Citation: Li Y, Liu H, Yu Q, Liu H, Huang T, Zhao S, Ma J and Zhao H (2019) Growth Hormone Promotes in vitro Maturation of Human Oocytes. Front. Endocrinol. 10:485. doi: 10.3389/fendo.2019.00485
Received: 27 March 2019; Accepted: 04 July 2019;
Published: 24 July 2019.
Edited by:Jan Tesarik, MARGen Clinic, Spain
Reviewed by:Sang-Hwan Hyun, Chungbuk National University, South Korea
Marcos Horton, Pregna Medicina Reproductiva, Argentina
Copyright © 2019 Li, Liu, Yu, Liu, Huang, Zhao, Ma and Zhao. This is an open-access article distributed under the terms of the Creative Commons Attribution License (CC BY). The use, distribution or reproduction in other forums is permitted, provided the original author(s) and the copyright owner(s) are credited and that the original publication in this journal is cited, in accordance with accepted academic practice. No use, distribution or reproduction is permitted which does not comply with these terms.

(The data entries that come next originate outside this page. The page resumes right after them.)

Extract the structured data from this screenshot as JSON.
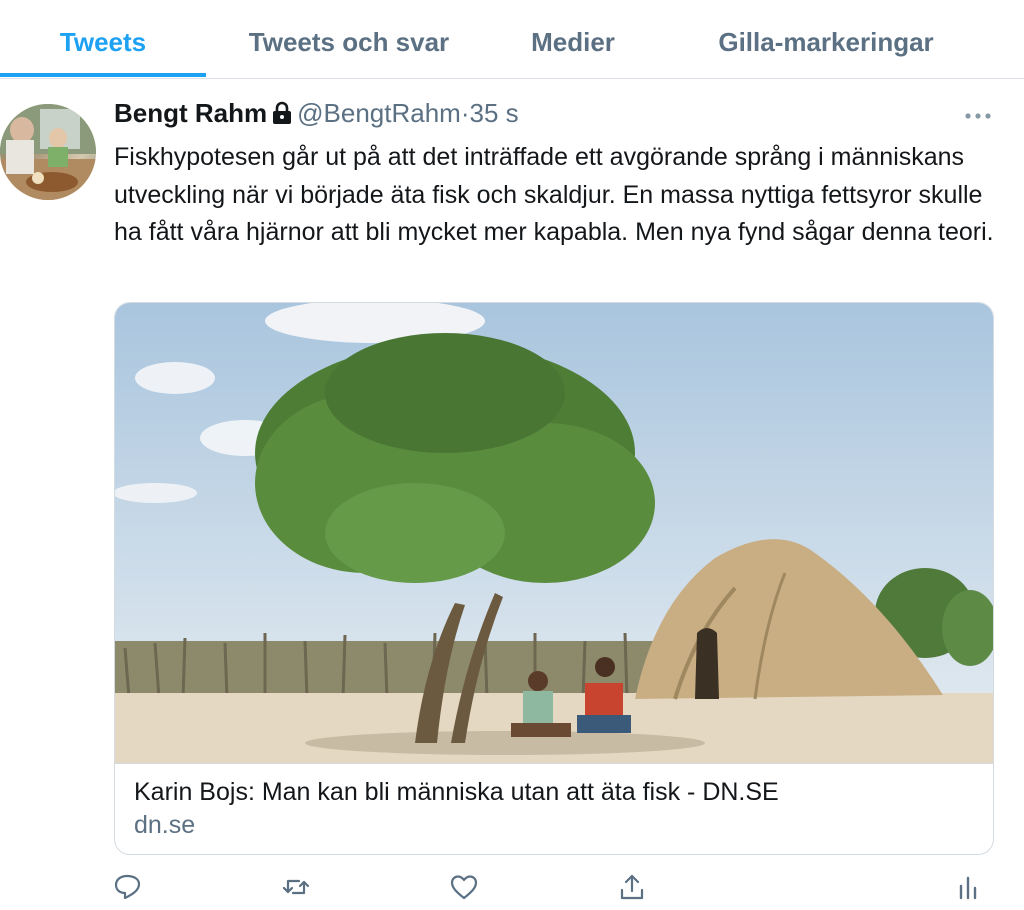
{
  "tabs": [
    {
      "label": "Tweets",
      "active": true
    },
    {
      "label": "Tweets och svar",
      "active": false
    },
    {
      "label": "Medier",
      "active": false
    },
    {
      "label": "Gilla-markeringar",
      "active": false
    }
  ],
  "tweet": {
    "author_name": "Bengt Rahm",
    "handle": "@BengtRahm",
    "separator": "·",
    "time": "35 s",
    "text": "Fiskhypotesen går ut på att det inträffade ett avgörande språng i människans utveckling när vi började äta fisk och skaldjur. En massa nyttiga fettsyror skulle ha fått våra hjärnor att bli mycket mer kapabla. Men nya fynd sågar denna teori."
  },
  "card": {
    "title": "Karin Bojs: Man kan bli människa utan att äta fisk - DN.SE",
    "domain": "dn.se"
  },
  "actions": [
    "reply-icon",
    "retweet-icon",
    "like-icon",
    "share-icon",
    "analytics-icon"
  ],
  "colors": {
    "accent": "#1da1f2",
    "secondary_text": "#5b7083",
    "primary_text": "#14171a",
    "border": "#d3dbe1"
  }
}
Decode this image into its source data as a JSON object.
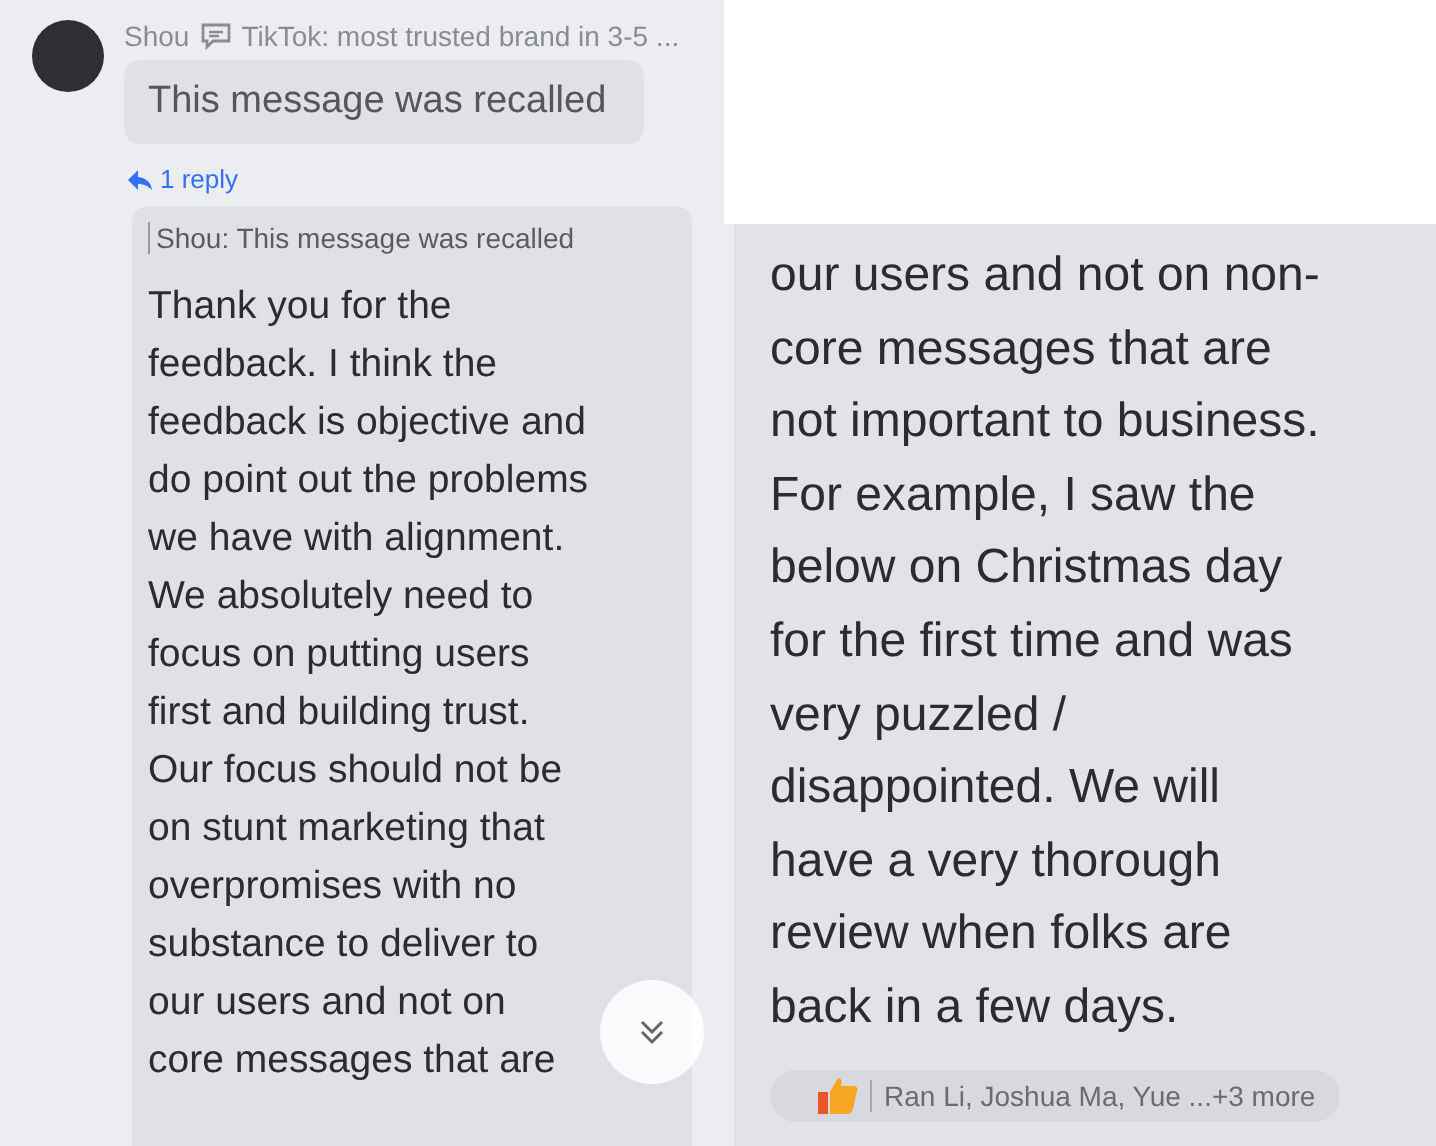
{
  "left_screen": {
    "sender": "Shou",
    "topic": "TikTok: most trusted brand in 3-5 ...",
    "recalled_message": "This message was recalled",
    "reply_count": "1 reply",
    "quote": "Shou: This message was recalled",
    "lines": [
      "Thank you for the",
      "feedback. I think the",
      "feedback is objective and",
      "do point out the problems",
      "we have with alignment.",
      "We absolutely need to",
      "focus on putting users",
      "first and building trust.",
      "Our focus should not be",
      "on stunt marketing that",
      "overpromises with no",
      "substance to deliver to",
      "our users and not on",
      "core messages that are"
    ]
  },
  "right_screen": {
    "lines": [
      "our users and not on non-",
      "core messages that are",
      "not important to business.",
      "For example, I saw the",
      "below on Christmas day",
      "for the first time and was",
      "very puzzled /",
      "disappointed. We will",
      "have a very thorough",
      "review when folks are",
      "back in a few days."
    ],
    "reactions": "Ran Li, Joshua Ma, Yue ...+3 more"
  }
}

*Correspondence: Shigang Zhao, email@example.com
†These authors have contributed equally to this work